Climate change presents business opportunities says Dr Ioannis Ioannou

Door 1140 by 346

While it is often framed as a major risk, climate change is also a business opportunity. The low-carbon transition creates opportunities for innovation, efficiency and growth which extends beyond high-carbon industries such as energy and transport to all sectors. Companies can save energy and materials costs, serve new customer needs, enhance their reputations and better attract and retain talent — all as a consequence of working to reduce their emissions and those of their customers and suppliers.

Christopher Caldwell, CEO of United Renewables, entrepreneur and host of the Conversations on Climate podcast series spoke to London Business School’s Dr Ioannis Ioannou about myth-busting corporate sustainability.

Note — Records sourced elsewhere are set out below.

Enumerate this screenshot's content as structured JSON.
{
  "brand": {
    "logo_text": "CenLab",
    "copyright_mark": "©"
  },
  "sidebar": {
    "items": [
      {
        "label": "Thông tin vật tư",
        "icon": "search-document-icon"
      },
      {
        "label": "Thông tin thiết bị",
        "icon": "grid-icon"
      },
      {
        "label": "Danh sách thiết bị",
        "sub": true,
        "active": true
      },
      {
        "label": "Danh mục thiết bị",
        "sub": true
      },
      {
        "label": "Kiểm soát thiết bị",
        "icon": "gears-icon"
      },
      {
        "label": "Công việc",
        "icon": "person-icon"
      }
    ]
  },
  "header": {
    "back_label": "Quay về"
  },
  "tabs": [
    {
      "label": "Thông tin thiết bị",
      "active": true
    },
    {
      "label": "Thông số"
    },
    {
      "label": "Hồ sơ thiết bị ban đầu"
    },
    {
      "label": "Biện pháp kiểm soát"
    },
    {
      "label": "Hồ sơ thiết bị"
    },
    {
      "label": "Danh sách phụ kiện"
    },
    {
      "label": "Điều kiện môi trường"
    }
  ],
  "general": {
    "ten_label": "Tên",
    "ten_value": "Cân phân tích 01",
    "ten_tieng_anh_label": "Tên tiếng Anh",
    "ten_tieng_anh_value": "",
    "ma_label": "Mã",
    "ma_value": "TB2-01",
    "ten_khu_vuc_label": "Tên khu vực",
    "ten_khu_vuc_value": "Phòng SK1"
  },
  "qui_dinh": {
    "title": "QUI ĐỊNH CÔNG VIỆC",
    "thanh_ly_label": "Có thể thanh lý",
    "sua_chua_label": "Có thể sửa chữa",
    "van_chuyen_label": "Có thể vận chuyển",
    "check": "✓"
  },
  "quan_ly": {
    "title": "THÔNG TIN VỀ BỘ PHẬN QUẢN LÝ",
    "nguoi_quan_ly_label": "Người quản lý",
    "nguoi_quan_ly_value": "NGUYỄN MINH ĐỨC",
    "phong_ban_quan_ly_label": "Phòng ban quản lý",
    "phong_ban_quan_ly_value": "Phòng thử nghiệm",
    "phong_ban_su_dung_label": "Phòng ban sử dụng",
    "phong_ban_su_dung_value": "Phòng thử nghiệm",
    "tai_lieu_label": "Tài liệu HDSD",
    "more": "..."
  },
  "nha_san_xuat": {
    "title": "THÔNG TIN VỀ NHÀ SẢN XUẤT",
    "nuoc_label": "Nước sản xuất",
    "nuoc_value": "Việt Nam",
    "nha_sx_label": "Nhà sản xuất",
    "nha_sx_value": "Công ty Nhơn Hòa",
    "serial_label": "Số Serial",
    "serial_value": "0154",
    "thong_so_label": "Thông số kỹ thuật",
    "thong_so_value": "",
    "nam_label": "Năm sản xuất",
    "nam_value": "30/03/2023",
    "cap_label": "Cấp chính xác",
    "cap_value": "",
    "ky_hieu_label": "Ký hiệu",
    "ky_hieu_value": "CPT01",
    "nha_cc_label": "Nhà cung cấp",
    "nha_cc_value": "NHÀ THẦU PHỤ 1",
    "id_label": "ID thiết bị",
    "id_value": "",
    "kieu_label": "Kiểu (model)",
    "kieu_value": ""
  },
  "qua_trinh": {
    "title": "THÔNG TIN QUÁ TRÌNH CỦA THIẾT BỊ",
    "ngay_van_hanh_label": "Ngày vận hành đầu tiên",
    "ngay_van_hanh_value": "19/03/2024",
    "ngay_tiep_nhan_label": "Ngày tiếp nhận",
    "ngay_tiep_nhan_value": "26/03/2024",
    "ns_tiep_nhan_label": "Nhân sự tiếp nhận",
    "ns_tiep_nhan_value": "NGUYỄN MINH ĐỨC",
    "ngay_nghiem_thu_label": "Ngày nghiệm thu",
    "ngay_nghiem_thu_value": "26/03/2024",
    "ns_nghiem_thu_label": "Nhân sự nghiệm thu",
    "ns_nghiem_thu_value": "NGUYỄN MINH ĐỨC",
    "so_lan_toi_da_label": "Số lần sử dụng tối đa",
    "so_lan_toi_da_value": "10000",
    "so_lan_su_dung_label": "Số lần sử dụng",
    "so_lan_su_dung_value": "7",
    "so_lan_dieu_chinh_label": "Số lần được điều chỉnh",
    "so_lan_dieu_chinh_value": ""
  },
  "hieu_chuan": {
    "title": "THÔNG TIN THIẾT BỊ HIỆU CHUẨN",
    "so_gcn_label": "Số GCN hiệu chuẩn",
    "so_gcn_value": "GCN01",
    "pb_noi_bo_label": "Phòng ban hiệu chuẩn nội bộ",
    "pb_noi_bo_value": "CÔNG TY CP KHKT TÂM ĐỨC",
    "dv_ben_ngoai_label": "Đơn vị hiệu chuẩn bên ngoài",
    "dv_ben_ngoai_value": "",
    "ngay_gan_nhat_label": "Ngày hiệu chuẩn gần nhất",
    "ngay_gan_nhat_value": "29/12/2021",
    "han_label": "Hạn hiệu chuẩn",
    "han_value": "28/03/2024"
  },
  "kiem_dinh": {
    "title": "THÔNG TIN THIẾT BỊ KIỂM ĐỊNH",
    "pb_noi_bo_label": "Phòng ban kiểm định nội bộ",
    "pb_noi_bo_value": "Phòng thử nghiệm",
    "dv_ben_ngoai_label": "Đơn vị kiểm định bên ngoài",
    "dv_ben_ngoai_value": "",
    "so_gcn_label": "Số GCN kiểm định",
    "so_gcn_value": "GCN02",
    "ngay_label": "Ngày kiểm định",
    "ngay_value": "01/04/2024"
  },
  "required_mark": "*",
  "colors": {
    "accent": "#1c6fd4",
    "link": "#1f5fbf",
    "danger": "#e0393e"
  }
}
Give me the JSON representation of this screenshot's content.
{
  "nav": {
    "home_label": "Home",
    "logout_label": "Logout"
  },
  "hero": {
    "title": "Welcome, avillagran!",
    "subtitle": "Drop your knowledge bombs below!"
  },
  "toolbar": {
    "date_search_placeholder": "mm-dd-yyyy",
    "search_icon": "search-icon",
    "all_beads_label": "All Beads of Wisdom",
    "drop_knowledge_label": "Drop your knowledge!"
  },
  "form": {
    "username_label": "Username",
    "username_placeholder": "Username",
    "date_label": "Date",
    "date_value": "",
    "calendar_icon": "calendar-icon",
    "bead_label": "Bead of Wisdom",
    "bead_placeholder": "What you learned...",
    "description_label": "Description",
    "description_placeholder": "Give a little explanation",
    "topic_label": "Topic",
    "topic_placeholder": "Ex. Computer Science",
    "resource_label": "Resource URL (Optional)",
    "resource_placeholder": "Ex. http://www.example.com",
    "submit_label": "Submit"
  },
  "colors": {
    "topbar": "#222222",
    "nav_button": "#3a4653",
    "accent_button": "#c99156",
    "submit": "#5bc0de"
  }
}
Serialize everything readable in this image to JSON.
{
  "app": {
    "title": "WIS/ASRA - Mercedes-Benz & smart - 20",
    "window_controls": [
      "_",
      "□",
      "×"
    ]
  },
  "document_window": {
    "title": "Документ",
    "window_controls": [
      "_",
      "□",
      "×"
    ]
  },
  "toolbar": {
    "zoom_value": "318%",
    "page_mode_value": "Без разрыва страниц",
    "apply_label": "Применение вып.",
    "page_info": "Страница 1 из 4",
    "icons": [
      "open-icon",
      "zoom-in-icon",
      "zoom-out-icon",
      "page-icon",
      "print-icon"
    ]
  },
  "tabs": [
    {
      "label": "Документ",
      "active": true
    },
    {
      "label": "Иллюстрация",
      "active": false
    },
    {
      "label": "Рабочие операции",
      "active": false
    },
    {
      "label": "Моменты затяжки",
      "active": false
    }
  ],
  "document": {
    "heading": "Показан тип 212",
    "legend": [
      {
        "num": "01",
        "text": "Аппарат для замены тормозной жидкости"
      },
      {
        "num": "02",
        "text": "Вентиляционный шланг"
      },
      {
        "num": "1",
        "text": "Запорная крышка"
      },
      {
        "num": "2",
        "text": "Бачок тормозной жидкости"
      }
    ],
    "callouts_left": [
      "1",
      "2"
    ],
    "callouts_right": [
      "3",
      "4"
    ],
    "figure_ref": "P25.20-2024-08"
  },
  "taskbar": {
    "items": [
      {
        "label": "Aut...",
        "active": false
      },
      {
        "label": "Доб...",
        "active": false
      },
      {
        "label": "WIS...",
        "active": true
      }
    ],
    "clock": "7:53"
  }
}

The discussion, which was supported by United Renewables and London Business School’s Energy and Environment Club, began with Christopher Caldwell introducing Dr Ioannou as an “original” in the world of environmental, social, and corporate governance (ESG). “Having focused on sustainability for his entire academic career, his particular specialisation is whether, or how, or to what extent capital markets and businesses can lead us to a sustainable future. He is also a deep thinker into the wider eco-system into how politics and academics and individuals fit into the wider structures of the ESG framework and how it is going to be embedded as a long-term successful strategy for a sustainable future.”

In the interview, Dr. Ioannou provides a fascinating deep dive into the world of sustainability and the relationship between sustainability and corporate performance. He also explores ESG as an investment theme and the problems associated with greenwashing, the geopolitics of sustainability and explores his own reimagining of the future.

“Think about Tesla, for example, and how it disrupted the automobile industry. Think about Beyond Food and Impossible Meats and how they disrupted their food industry. Think about how Oatly came in and disrupted natural milk. So in other words, the new market entry signifies to me that sustainability as a trend has created new market opportunities, and therefore especially a start-up that is born sustainable doesn't have the organisational inertia and the challenge of transforming, you can take advantage of these opportunities and you can scale,” says Dr Ioannou.

“So companies, in a sense, are now more legitimate to engage on this transformational journey that sustainability requires. However, this is the plague of our times, I think a lot of companies are trying to find the shortcuts. They're trying to cheat their way to responsibility.”

A more complete analysis of Dr Ioannou’s discussion can be read in This cost-of-living crisis was entirely predictable. Here’s how to future-proof society – and your own firm - for the next crisis. Published on LinkedIn by Christopher Caldwell.

The discussion, Myth-Busting corporate sustainability can be found on the PodBean site, or on YouTube.